--- Input for this task ---
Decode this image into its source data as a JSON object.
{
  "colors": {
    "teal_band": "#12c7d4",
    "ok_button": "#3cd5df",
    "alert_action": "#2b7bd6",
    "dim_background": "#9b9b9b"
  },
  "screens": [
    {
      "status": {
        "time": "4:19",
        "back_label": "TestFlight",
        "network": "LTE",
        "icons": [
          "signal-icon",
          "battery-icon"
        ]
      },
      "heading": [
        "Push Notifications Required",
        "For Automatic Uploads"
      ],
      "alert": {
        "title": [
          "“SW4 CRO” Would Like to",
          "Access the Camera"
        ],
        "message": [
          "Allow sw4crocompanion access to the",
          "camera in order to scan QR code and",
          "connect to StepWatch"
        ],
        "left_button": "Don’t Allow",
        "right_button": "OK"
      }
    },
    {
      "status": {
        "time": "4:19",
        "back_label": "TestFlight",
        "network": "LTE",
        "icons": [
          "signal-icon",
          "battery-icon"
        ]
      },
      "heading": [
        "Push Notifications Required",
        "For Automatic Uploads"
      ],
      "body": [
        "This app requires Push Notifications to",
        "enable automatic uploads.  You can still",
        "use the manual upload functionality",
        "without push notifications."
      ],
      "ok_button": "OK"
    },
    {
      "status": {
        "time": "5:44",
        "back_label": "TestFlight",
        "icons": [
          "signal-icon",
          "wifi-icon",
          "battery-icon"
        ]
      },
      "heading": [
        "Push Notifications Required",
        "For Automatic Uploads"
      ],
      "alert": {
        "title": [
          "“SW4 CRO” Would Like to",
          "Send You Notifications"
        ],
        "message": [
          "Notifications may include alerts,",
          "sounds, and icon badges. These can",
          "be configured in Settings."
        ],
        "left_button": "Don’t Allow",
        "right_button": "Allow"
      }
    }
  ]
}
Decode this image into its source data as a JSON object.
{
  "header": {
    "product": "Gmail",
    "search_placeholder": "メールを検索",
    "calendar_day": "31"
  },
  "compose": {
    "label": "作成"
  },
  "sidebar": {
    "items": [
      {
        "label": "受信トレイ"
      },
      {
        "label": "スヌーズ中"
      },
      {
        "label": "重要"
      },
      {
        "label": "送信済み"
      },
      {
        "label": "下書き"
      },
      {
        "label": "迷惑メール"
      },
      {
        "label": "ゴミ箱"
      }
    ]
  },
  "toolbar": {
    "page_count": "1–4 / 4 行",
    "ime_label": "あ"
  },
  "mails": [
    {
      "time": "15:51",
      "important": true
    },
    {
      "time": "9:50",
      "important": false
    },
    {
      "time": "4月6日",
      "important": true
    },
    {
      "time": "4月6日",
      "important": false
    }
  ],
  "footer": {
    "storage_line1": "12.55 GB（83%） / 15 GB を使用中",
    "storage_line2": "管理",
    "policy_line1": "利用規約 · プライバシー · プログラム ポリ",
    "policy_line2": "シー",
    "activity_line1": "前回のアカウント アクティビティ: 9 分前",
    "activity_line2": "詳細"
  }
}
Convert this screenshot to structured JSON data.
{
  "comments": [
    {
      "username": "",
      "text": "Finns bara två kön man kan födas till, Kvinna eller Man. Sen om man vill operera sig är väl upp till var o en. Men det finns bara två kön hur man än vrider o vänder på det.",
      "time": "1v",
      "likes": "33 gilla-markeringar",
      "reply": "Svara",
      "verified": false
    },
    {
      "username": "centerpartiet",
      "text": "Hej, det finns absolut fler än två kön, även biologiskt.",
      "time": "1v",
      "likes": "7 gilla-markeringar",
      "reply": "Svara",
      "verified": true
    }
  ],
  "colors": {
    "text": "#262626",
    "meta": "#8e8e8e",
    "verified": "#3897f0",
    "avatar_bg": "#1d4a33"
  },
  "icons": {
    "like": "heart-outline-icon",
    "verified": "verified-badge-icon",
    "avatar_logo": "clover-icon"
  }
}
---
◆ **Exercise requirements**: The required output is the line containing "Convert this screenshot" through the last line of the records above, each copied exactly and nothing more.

◆ **Response**:
Convert this screenshot to structured JSON data.
{
  "comments": [
    {
      "username": "",
      "text": "Finns bara två kön man kan födas till, Kvinna eller Man. Sen om man vill operera sig är väl upp till var o en. Men det finns bara två kön hur man än vrider o vänder på det.",
      "time": "1v",
      "likes": "33 gilla-markeringar",
      "reply": "Svara",
      "verified": false
    },
    {
      "username": "centerpartiet",
      "text": "Hej, det finns absolut fler än två kön, även biologiskt.",
      "time": "1v",
      "likes": "7 gilla-markeringar",
      "reply": "Svara",
      "verified": true
    }
  ],
  "colors": {
    "text": "#262626",
    "meta": "#8e8e8e",
    "verified": "#3897f0",
    "avatar_bg": "#1d4a33"
  },
  "icons": {
    "like": "heart-outline-icon",
    "verified": "verified-badge-icon",
    "avatar_logo": "clover-icon"
  }
}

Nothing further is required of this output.